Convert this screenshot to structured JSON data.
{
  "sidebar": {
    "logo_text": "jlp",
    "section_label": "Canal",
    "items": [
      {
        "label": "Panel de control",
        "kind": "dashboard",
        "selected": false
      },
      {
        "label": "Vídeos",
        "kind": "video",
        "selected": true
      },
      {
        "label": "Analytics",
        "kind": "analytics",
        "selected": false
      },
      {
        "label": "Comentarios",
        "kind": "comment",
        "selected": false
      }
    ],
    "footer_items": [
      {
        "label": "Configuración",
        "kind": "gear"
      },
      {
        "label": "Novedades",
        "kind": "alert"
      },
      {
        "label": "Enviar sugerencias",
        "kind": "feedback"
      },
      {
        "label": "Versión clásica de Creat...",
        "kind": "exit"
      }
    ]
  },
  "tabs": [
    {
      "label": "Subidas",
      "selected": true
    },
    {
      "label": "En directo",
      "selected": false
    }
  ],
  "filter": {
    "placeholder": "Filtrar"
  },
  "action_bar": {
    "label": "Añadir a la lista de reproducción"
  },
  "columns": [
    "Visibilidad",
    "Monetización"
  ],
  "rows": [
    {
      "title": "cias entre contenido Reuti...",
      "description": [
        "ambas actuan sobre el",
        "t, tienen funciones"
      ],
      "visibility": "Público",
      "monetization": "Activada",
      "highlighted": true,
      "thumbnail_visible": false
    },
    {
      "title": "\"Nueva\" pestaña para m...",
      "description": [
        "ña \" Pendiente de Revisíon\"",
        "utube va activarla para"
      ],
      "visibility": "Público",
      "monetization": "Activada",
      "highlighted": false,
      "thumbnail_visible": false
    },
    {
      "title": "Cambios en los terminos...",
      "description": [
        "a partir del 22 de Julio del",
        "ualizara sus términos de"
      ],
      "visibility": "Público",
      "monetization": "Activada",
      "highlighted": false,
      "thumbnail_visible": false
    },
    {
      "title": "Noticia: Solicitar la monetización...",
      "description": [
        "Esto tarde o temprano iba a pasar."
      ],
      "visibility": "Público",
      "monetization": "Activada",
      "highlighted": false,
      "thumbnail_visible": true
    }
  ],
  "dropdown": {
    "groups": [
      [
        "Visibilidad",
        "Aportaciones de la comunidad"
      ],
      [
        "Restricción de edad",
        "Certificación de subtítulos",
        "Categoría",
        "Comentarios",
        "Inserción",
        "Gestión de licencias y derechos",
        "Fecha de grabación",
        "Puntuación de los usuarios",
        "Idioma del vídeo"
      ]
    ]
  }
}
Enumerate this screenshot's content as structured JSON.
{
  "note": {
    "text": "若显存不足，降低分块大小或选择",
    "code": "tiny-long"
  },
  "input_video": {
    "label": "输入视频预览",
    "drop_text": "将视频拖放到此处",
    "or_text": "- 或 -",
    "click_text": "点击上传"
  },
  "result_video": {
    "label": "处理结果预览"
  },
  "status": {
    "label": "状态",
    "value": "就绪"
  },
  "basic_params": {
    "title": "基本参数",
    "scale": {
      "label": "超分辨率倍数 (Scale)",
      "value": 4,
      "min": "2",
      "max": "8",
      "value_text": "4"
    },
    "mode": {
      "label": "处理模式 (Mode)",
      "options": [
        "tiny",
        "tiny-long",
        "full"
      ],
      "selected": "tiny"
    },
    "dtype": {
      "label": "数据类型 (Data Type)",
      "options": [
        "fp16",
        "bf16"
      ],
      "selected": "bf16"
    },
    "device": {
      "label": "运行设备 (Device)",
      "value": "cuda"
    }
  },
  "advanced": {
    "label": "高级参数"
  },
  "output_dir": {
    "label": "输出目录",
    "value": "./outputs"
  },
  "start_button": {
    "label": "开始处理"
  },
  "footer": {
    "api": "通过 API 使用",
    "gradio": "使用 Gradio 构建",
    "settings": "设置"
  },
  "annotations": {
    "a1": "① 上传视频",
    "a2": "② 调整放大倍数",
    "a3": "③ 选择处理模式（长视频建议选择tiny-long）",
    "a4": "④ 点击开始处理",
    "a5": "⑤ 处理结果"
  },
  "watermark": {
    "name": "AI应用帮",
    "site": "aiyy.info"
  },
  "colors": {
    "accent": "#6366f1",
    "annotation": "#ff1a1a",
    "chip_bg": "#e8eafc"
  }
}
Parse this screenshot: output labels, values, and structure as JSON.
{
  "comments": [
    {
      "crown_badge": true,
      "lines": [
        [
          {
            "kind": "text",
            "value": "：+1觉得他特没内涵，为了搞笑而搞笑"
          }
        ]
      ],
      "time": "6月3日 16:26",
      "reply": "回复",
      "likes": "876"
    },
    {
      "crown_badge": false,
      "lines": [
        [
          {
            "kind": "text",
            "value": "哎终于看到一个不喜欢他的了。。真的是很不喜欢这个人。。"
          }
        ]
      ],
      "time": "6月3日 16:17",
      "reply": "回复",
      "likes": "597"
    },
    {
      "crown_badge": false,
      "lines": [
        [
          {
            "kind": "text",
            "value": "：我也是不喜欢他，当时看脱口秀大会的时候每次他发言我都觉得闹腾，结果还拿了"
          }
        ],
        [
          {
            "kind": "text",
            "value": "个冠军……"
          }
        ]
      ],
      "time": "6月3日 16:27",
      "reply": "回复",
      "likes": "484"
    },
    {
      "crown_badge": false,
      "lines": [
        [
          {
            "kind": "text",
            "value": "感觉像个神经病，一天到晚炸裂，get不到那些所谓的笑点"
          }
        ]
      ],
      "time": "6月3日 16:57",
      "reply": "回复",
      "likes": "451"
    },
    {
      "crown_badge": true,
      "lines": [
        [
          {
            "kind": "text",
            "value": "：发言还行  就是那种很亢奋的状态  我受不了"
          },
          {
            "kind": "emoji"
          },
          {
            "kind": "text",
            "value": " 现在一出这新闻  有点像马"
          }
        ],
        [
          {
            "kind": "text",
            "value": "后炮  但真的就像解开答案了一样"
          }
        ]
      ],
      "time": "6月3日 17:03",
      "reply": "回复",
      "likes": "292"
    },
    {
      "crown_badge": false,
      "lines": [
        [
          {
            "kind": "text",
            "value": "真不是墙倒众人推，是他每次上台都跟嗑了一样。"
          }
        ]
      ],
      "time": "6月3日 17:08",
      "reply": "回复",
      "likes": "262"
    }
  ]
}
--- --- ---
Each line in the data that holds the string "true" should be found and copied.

        "selected": true
      "selected": true
      "highlighted": true,
      "thumbnail_visible": true
      "crown_badge": true,
      "crown_badge": true,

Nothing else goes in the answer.